The answer must consist of every line in the data below that holds the word "subtitle".
☆ ☆ ☆
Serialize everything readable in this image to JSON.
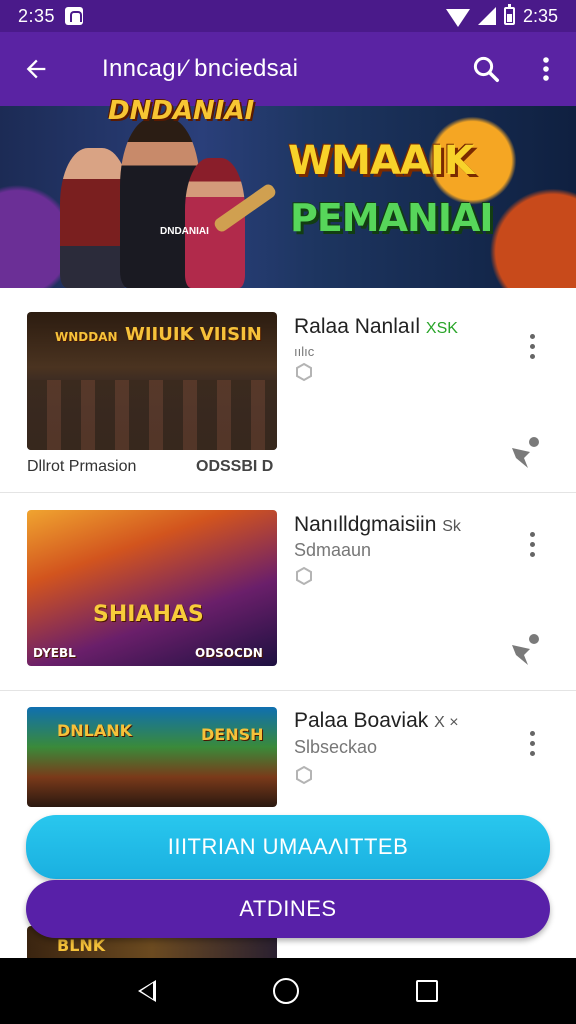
{
  "status_bar": {
    "time_left": "2:35",
    "time_right": "2:35"
  },
  "toolbar": {
    "title": "Inncagı⁄ bnciedsai"
  },
  "hero": {
    "left_logo": "DNDANIAI",
    "left_logo_sub": "DNDANIAI",
    "title_line_1": "WMAAIK",
    "title_line_2": "PEMANIAI"
  },
  "items": [
    {
      "title": "Ralaa Nanlaıl",
      "tag": "XSK",
      "subtitle": "ıılıc",
      "thumb_label": "WIIUIK VIISIN",
      "thumb_label_left": "WNDDAN",
      "caption_left": "Dllrot Prmasion",
      "caption_right": "ODSSBI D"
    },
    {
      "title": "Nanılldgmaisiin",
      "tag": "Sk",
      "subtitle": "Sdmaaun",
      "thumb_label": "SHIAHAS",
      "thumb_label_left": "DYEBL",
      "caption_right": "ODSOCDN"
    },
    {
      "title": "Palaa Boaviak",
      "tag": "X ×",
      "subtitle": "Slbseckao",
      "thumb_label": "DENSH",
      "thumb_label_left": "DNLANK"
    }
  ],
  "buttons": {
    "primary": "IIITRIAN UMAAΛITTEB",
    "secondary": "ATDINES"
  },
  "peek_label": "BLNK",
  "colors": {
    "status_bar": "#4a1a8a",
    "toolbar": "#5a23a3",
    "primary_button": "#1ab0e0",
    "secondary_button": "#5820a8"
  }
}
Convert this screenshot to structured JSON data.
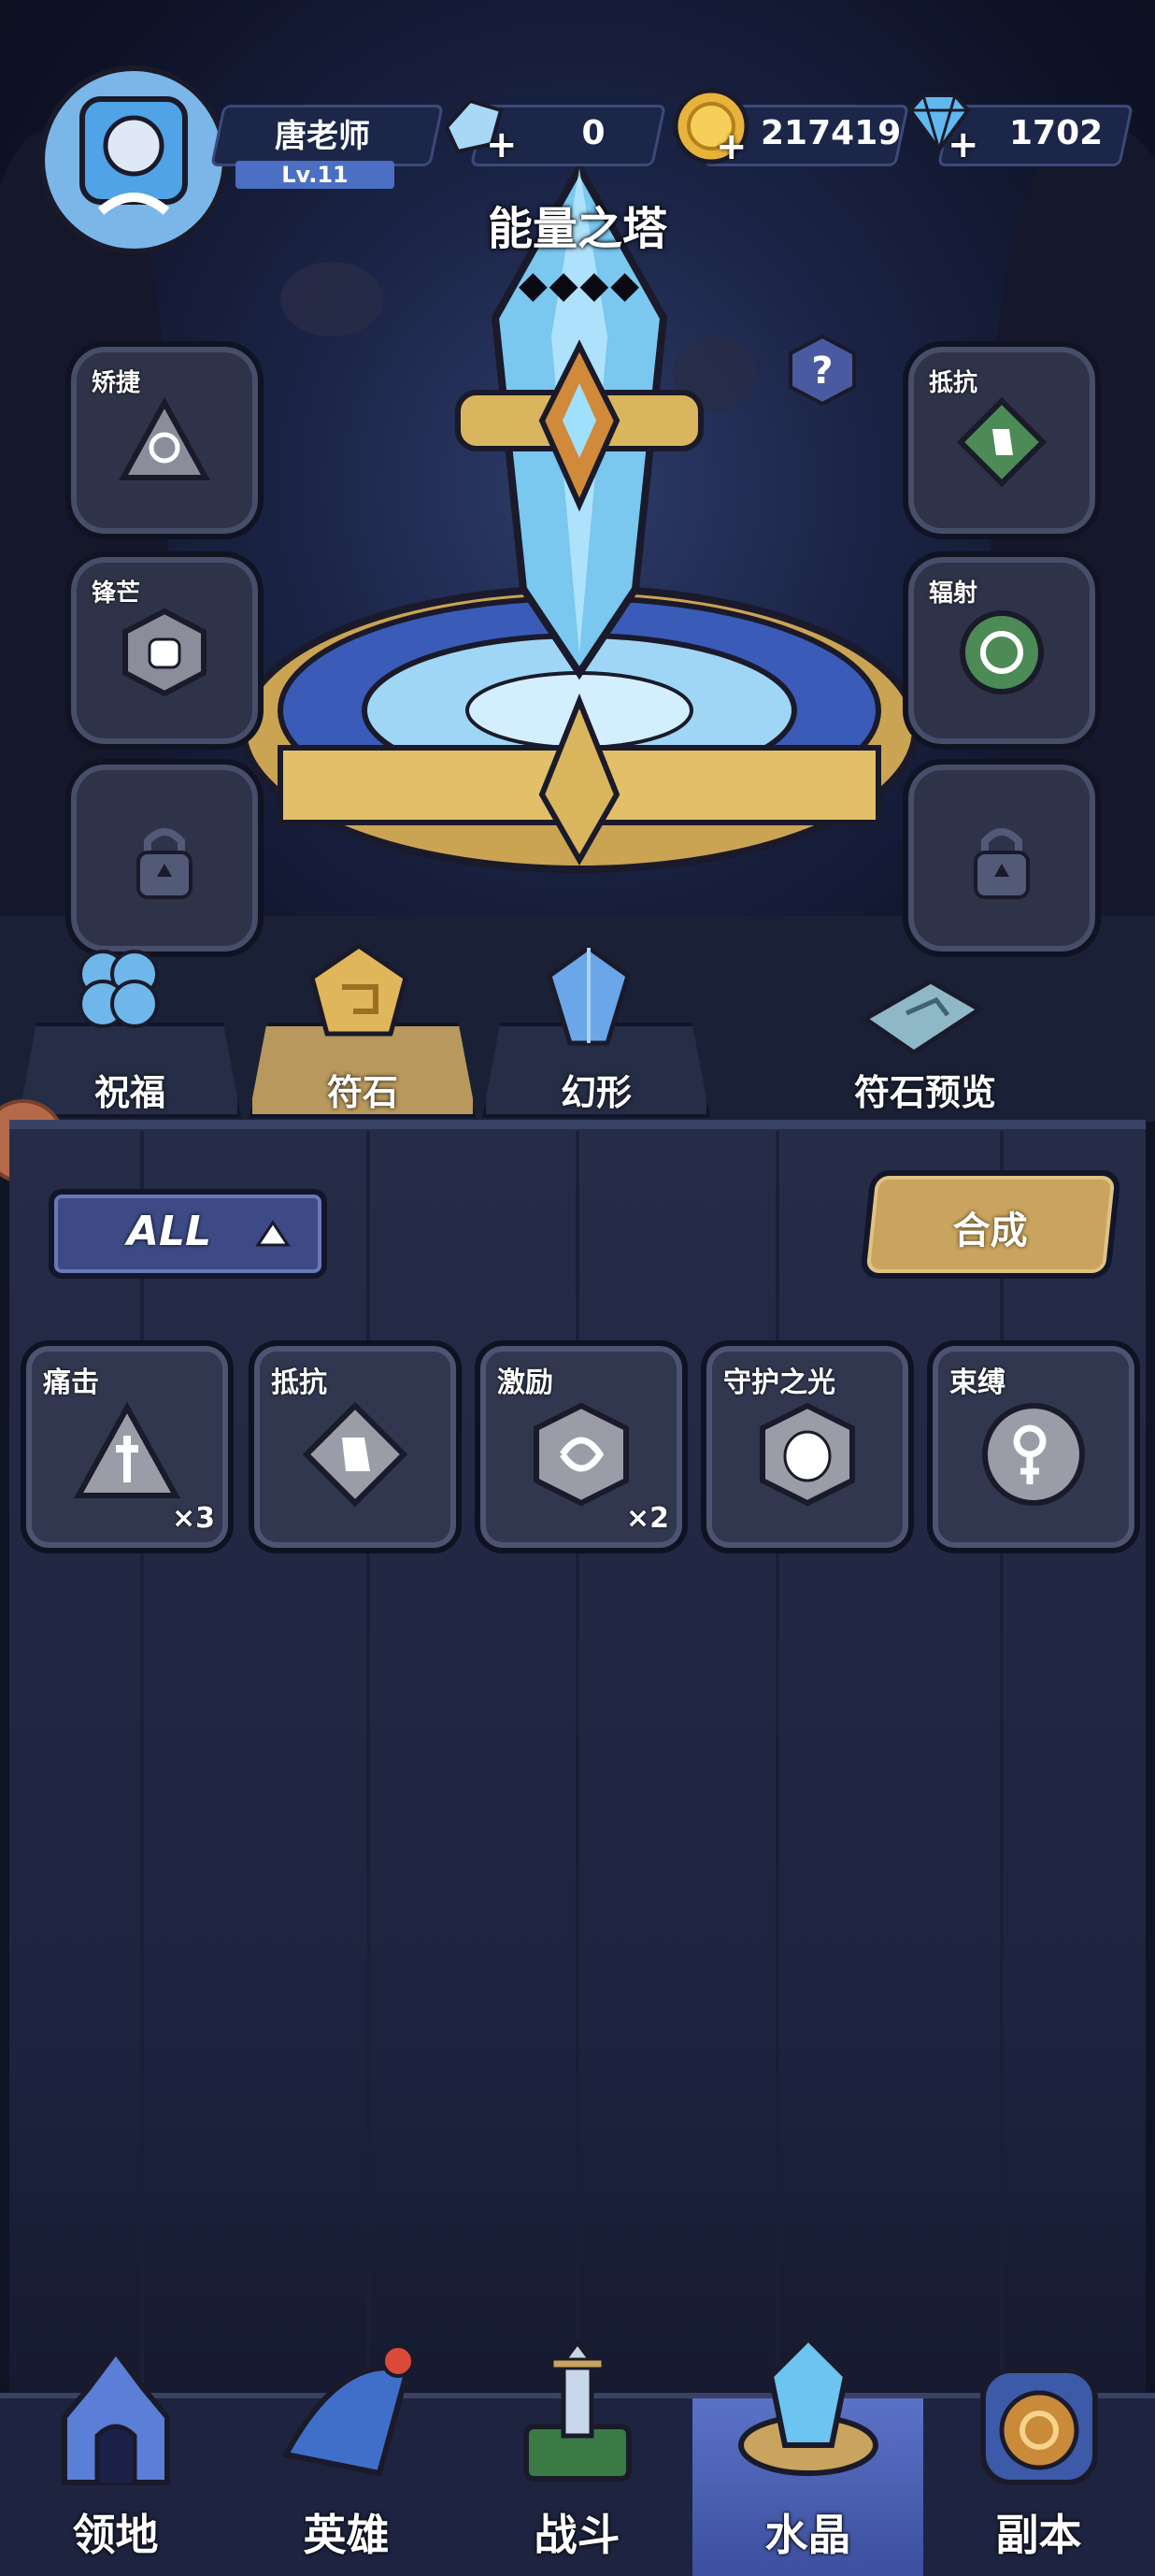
{
  "player": {
    "name": "唐老师",
    "level": "Lv.11"
  },
  "resources": {
    "shard": "0",
    "gold": "217419",
    "diamond": "1702"
  },
  "tower": {
    "title": "能量之塔"
  },
  "slots": {
    "left": [
      {
        "label": "矫捷"
      },
      {
        "label": "锋芒"
      },
      {
        "label": ""
      }
    ],
    "right": [
      {
        "label": "抵抗"
      },
      {
        "label": "辐射"
      },
      {
        "label": ""
      }
    ]
  },
  "tabs": [
    {
      "label": "祝福"
    },
    {
      "label": "符石"
    },
    {
      "label": "幻形"
    },
    {
      "label": "符石预览"
    }
  ],
  "filter": {
    "label": "ALL"
  },
  "synthesize": {
    "label": "合成"
  },
  "items": [
    {
      "label": "痛击",
      "count": "×3"
    },
    {
      "label": "抵抗",
      "count": ""
    },
    {
      "label": "激励",
      "count": "×2"
    },
    {
      "label": "守护之光",
      "count": ""
    },
    {
      "label": "束缚",
      "count": ""
    }
  ],
  "nav": [
    {
      "label": "领地"
    },
    {
      "label": "英雄"
    },
    {
      "label": "战斗"
    },
    {
      "label": "水晶"
    },
    {
      "label": "副本"
    }
  ],
  "colors": {
    "accent_gold": "#c9a45e",
    "crystal_blue": "#6cc4f0",
    "panel": "#262c48"
  }
}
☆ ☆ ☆
▶ [ANSWER TO THIS TASK]:
      "subtitle": "ıılıc",
      "subtitle": "Sdmaaun",
      "subtitle": "Slbseckao",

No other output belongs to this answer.